►
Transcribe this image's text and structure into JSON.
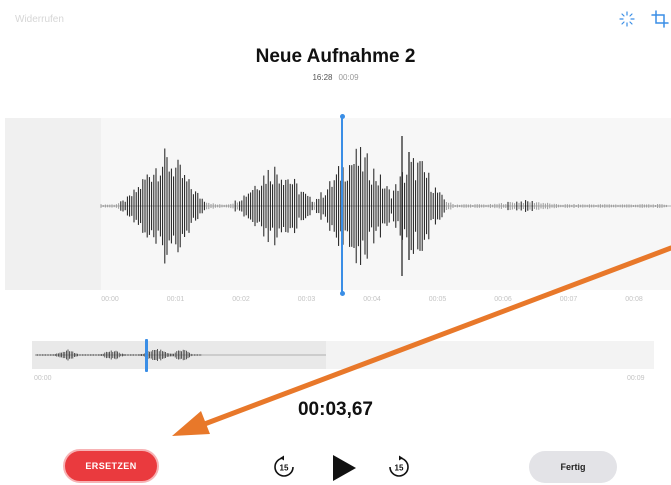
{
  "toolbar": {
    "undo_label": "Widerrufen",
    "enhance_icon": "enhance-icon",
    "crop_icon": "crop-icon"
  },
  "recording": {
    "title": "Neue Aufnahme 2",
    "time_of_day": "16:28",
    "duration": "00:09"
  },
  "timeline_labels": [
    "00:00",
    "00:01",
    "00:02",
    "00:03",
    "00:04",
    "00:05",
    "00:06",
    "00:07",
    "00:08"
  ],
  "overview": {
    "start_label": "00:00",
    "end_label": "00:09"
  },
  "player": {
    "current_time": "00:03,67",
    "skip_back_label": "15",
    "skip_forward_label": "15",
    "play_icon": "play-icon"
  },
  "actions": {
    "replace_label": "ERSETZEN",
    "done_label": "Fertig"
  },
  "colors": {
    "accent": "#3a8ee6",
    "replace": "#ea3a3e",
    "annotation": "#e8782a",
    "waveform": "#1a1a1a"
  }
}
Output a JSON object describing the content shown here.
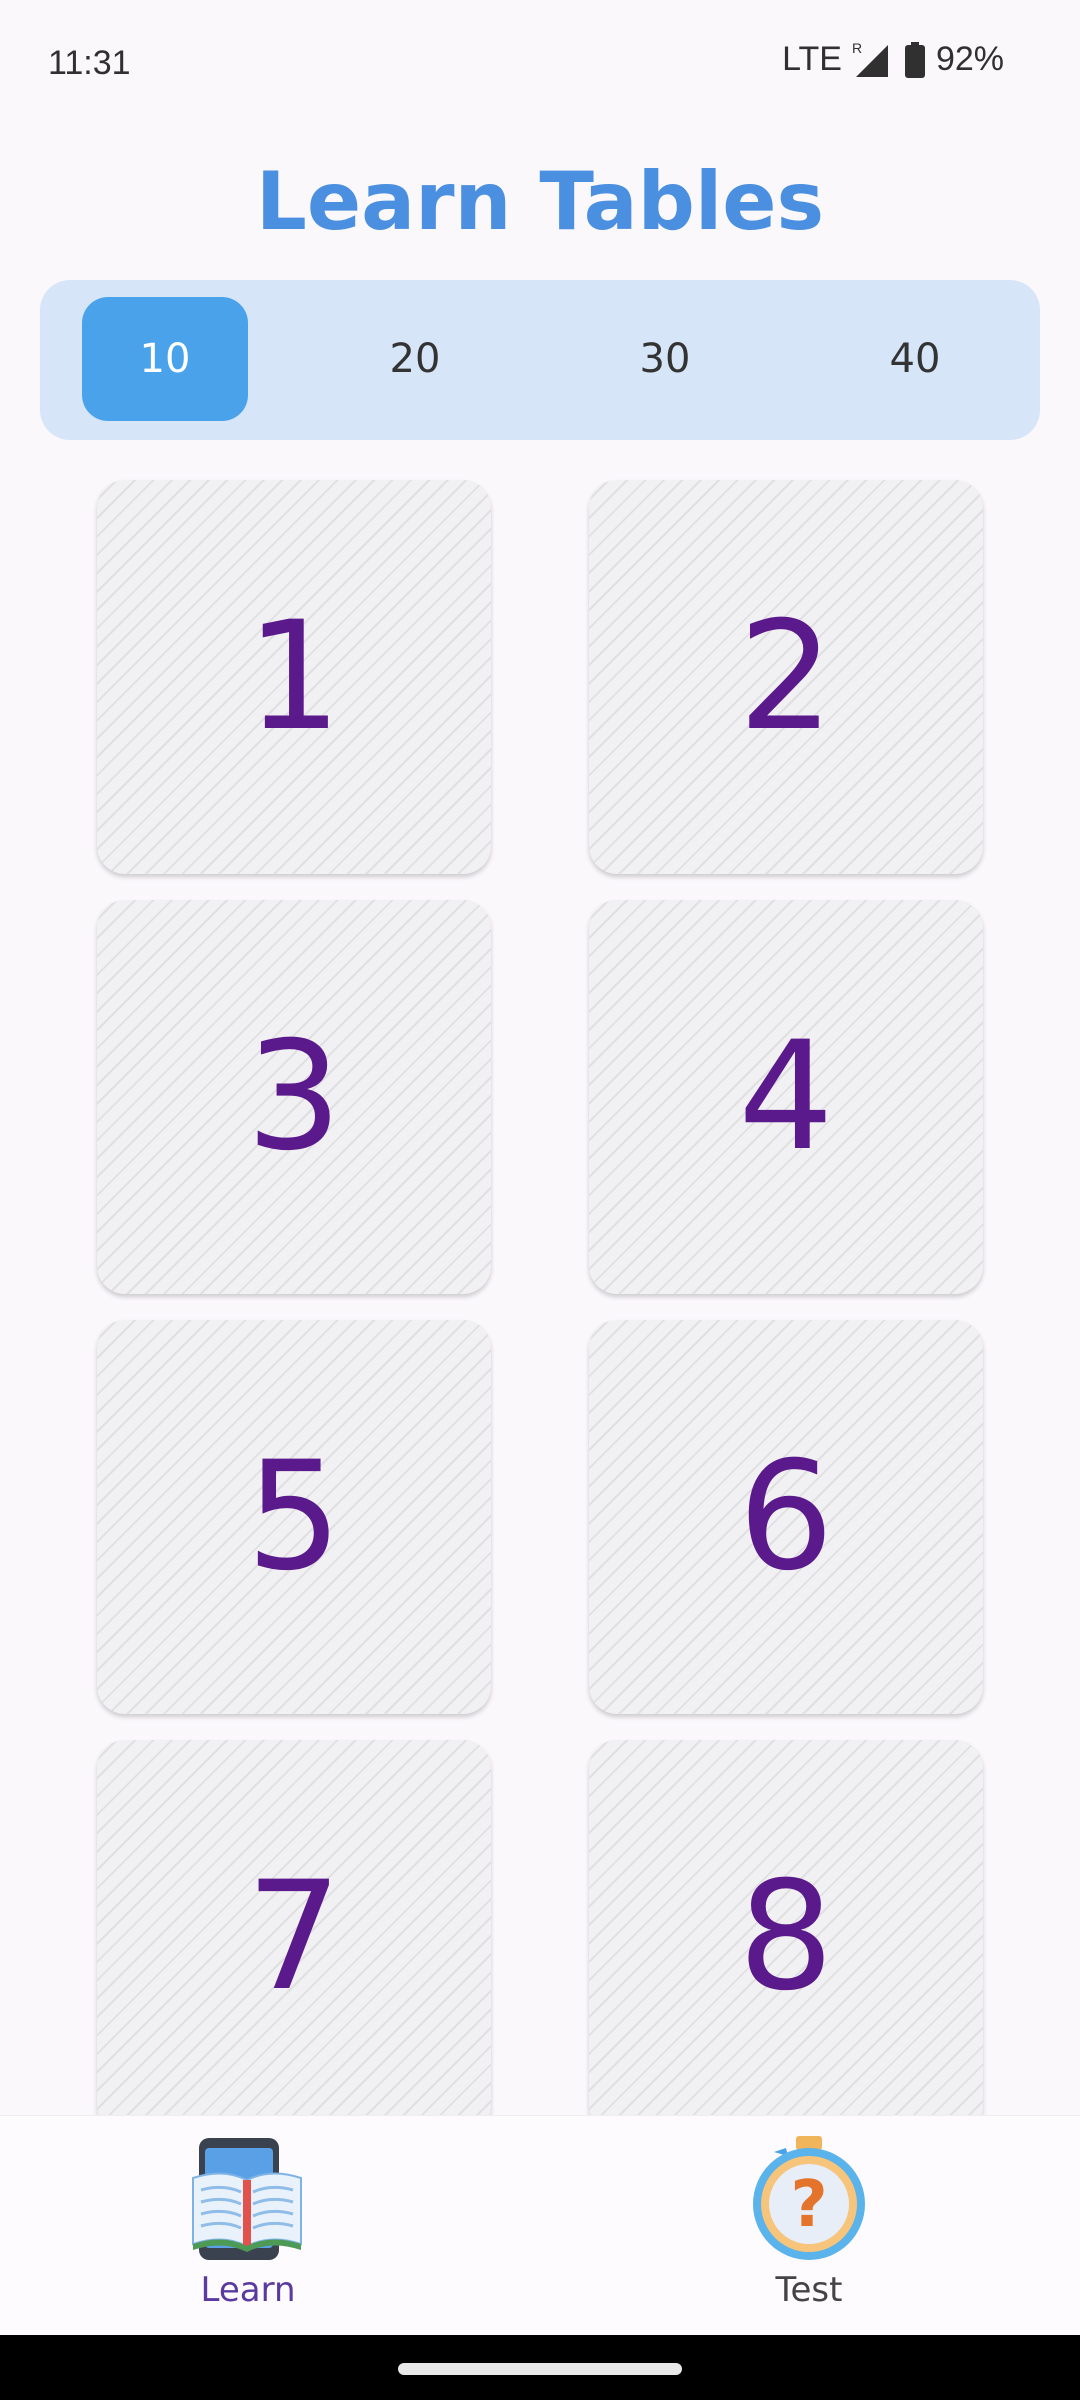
{
  "status_bar": {
    "time": "11:31",
    "network": "LTE",
    "roaming_indicator": "R",
    "battery": "92%",
    "icons": [
      "signal-icon",
      "battery-icon"
    ]
  },
  "title": "Learn Tables",
  "tabs": [
    {
      "label": "10",
      "active": true
    },
    {
      "label": "20",
      "active": false
    },
    {
      "label": "30",
      "active": false
    },
    {
      "label": "40",
      "active": false
    }
  ],
  "cards": [
    "1",
    "2",
    "3",
    "4",
    "5",
    "6",
    "7",
    "8"
  ],
  "bottom_nav": {
    "learn": {
      "label": "Learn",
      "icon": "open-book-phone-icon",
      "active": true
    },
    "test": {
      "label": "Test",
      "icon": "question-stopwatch-icon",
      "active": false
    }
  },
  "colors": {
    "title": "#4a8fe0",
    "tab_bar_bg": "#d6e5f8",
    "tab_active_bg": "#4aa3ea",
    "card_number": "#5a1a8c",
    "nav_active_label": "#5b3aa0"
  }
}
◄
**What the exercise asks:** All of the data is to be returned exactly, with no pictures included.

**Output for this task:**
Transcribe this image's text and structure into JSON.
{
  "toolbar": {
    "undo_label": "Widerrufen",
    "enhance_icon": "enhance-icon",
    "crop_icon": "crop-icon"
  },
  "recording": {
    "title": "Neue Aufnahme 2",
    "time_of_day": "16:28",
    "duration": "00:09"
  },
  "timeline_labels": [
    "00:00",
    "00:01",
    "00:02",
    "00:03",
    "00:04",
    "00:05",
    "00:06",
    "00:07",
    "00:08"
  ],
  "overview": {
    "start_label": "00:00",
    "end_label": "00:09"
  },
  "player": {
    "current_time": "00:03,67",
    "skip_back_label": "15",
    "skip_forward_label": "15",
    "play_icon": "play-icon"
  },
  "actions": {
    "replace_label": "ERSETZEN",
    "done_label": "Fertig"
  },
  "colors": {
    "accent": "#3a8ee6",
    "replace": "#ea3a3e",
    "annotation": "#e8782a",
    "waveform": "#1a1a1a"
  }
}
Output a JSON object describing the content shown here.
{
  "status_bar": {
    "time": "11:31",
    "network": "LTE",
    "roaming_indicator": "R",
    "battery": "92%",
    "icons": [
      "signal-icon",
      "battery-icon"
    ]
  },
  "title": "Learn Tables",
  "tabs": [
    {
      "label": "10",
      "active": true
    },
    {
      "label": "20",
      "active": false
    },
    {
      "label": "30",
      "active": false
    },
    {
      "label": "40",
      "active": false
    }
  ],
  "cards": [
    "1",
    "2",
    "3",
    "4",
    "5",
    "6",
    "7",
    "8"
  ],
  "bottom_nav": {
    "learn": {
      "label": "Learn",
      "icon": "open-book-phone-icon",
      "active": true
    },
    "test": {
      "label": "Test",
      "icon": "question-stopwatch-icon",
      "active": false
    }
  },
  "colors": {
    "title": "#4a8fe0",
    "tab_bar_bg": "#d6e5f8",
    "tab_active_bg": "#4aa3ea",
    "card_number": "#5a1a8c",
    "nav_active_label": "#5b3aa0"
  }
}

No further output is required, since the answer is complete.